(Excerpts from an interface dataset)
-- Opening Marker --

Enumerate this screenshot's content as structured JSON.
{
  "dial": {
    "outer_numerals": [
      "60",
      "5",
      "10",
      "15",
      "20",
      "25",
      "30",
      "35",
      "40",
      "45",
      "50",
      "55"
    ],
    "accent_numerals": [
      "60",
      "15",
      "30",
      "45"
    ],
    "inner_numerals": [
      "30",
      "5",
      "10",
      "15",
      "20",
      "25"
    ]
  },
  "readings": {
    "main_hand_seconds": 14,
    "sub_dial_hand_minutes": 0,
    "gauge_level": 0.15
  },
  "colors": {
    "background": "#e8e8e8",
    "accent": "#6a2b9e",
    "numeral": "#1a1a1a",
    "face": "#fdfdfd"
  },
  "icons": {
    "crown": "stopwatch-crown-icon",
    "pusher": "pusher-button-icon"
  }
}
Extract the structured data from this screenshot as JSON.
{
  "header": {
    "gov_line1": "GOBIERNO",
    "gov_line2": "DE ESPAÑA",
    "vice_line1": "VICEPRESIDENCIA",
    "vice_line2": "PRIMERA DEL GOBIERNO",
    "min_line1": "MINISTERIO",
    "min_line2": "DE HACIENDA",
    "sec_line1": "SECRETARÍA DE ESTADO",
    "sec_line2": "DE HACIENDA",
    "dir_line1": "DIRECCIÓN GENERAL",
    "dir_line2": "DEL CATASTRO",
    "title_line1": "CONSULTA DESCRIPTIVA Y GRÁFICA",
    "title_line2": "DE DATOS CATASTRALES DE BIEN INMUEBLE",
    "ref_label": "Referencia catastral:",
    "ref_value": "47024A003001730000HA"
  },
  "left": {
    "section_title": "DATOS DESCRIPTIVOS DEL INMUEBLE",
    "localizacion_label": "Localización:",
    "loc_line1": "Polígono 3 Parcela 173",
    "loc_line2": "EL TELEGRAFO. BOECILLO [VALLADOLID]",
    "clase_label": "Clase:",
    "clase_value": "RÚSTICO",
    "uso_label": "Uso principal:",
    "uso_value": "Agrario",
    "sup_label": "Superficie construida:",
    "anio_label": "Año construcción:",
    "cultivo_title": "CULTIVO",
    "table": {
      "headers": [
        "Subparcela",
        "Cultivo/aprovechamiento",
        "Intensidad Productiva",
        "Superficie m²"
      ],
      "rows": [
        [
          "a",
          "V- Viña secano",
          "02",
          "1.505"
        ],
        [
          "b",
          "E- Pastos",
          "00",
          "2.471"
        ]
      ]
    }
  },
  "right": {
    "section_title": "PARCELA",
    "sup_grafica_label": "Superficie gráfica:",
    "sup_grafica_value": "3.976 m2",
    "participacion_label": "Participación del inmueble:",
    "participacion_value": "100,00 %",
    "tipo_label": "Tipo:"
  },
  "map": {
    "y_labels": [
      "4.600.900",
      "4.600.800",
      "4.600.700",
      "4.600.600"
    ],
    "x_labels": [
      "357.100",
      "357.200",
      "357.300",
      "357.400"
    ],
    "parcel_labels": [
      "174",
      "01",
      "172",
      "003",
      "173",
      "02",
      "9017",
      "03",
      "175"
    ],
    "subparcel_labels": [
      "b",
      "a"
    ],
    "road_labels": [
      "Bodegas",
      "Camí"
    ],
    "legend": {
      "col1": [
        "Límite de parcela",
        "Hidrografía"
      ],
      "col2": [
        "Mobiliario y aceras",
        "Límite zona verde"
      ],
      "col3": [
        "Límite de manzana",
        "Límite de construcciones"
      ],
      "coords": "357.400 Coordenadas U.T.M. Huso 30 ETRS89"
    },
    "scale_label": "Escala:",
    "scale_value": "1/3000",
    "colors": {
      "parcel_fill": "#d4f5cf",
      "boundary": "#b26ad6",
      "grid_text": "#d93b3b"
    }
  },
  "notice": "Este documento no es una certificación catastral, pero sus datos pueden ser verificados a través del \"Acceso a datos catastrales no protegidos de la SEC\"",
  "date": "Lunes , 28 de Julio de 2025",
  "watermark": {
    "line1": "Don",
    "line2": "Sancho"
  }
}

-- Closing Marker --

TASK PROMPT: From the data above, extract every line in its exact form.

EXERCISE OUTPUT:
Enumerate this screenshot's content as structured JSON.
{
  "dial": {
    "outer_numerals": [
      "60",
      "5",
      "10",
      "15",
      "20",
      "25",
      "30",
      "35",
      "40",
      "45",
      "50",
      "55"
    ],
    "accent_numerals": [
      "60",
      "15",
      "30",
      "45"
    ],
    "inner_numerals": [
      "30",
      "5",
      "10",
      "15",
      "20",
      "25"
    ]
  },
  "readings": {
    "main_hand_seconds": 14,
    "sub_dial_hand_minutes": 0,
    "gauge_level": 0.15
  },
  "colors": {
    "background": "#e8e8e8",
    "accent": "#6a2b9e",
    "numeral": "#1a1a1a",
    "face": "#fdfdfd"
  },
  "icons": {
    "crown": "stopwatch-crown-icon",
    "pusher": "pusher-button-icon"
  }
}
Extract the structured data from this screenshot as JSON.
{
  "header": {
    "gov_line1": "GOBIERNO",
    "gov_line2": "DE ESPAÑA",
    "vice_line1": "VICEPRESIDENCIA",
    "vice_line2": "PRIMERA DEL GOBIERNO",
    "min_line1": "MINISTERIO",
    "min_line2": "DE HACIENDA",
    "sec_line1": "SECRETARÍA DE ESTADO",
    "sec_line2": "DE HACIENDA",
    "dir_line1": "DIRECCIÓN GENERAL",
    "dir_line2": "DEL CATASTRO",
    "title_line1": "CONSULTA DESCRIPTIVA Y GRÁFICA",
    "title_line2": "DE DATOS CATASTRALES DE BIEN INMUEBLE",
    "ref_label": "Referencia catastral:",
    "ref_value": "47024A003001730000HA"
  },
  "left": {
    "section_title": "DATOS DESCRIPTIVOS DEL INMUEBLE",
    "localizacion_label": "Localización:",
    "loc_line1": "Polígono 3 Parcela 173",
    "loc_line2": "EL TELEGRAFO. BOECILLO [VALLADOLID]",
    "clase_label": "Clase:",
    "clase_value": "RÚSTICO",
    "uso_label": "Uso principal:",
    "uso_value": "Agrario",
    "sup_label": "Superficie construida:",
    "anio_label": "Año construcción:",
    "cultivo_title": "CULTIVO",
    "table": {
      "headers": [
        "Subparcela",
        "Cultivo/aprovechamiento",
        "Intensidad Productiva",
        "Superficie m²"
      ],
      "rows": [
        [
          "a",
          "V- Viña secano",
          "02",
          "1.505"
        ],
        [
          "b",
          "E- Pastos",
          "00",
          "2.471"
        ]
      ]
    }
  },
  "right": {
    "section_title": "PARCELA",
    "sup_grafica_label": "Superficie gráfica:",
    "sup_grafica_value": "3.976 m2",
    "participacion_label": "Participación del inmueble:",
    "participacion_value": "100,00 %",
    "tipo_label": "Tipo:"
  },
  "map": {
    "y_labels": [
      "4.600.900",
      "4.600.800",
      "4.600.700",
      "4.600.600"
    ],
    "x_labels": [
      "357.100",
      "357.200",
      "357.300",
      "357.400"
    ],
    "parcel_labels": [
      "174",
      "01",
      "172",
      "003",
      "173",
      "02",
      "9017",
      "03",
      "175"
    ],
    "subparcel_labels": [
      "b",
      "a"
    ],
    "road_labels": [
      "Bodegas",
      "Camí"
    ],
    "legend": {
      "col1": [
        "Límite de parcela",
        "Hidrografía"
      ],
      "col2": [
        "Mobiliario y aceras",
        "Límite zona verde"
      ],
      "col3": [
        "Límite de manzana",
        "Límite de construcciones"
      ],
      "coords": "357.400 Coordenadas U.T.M. Huso 30 ETRS89"
    },
    "scale_label": "Escala:",
    "scale_value": "1/3000",
    "colors": {
      "parcel_fill": "#d4f5cf",
      "boundary": "#b26ad6",
      "grid_text": "#d93b3b"
    }
  },
  "notice": "Este documento no es una certificación catastral, pero sus datos pueden ser verificados a través del \"Acceso a datos catastrales no protegidos de la SEC\"",
  "date": "Lunes , 28 de Julio de 2025",
  "watermark": {
    "line1": "Don",
    "line2": "Sancho"
  }
}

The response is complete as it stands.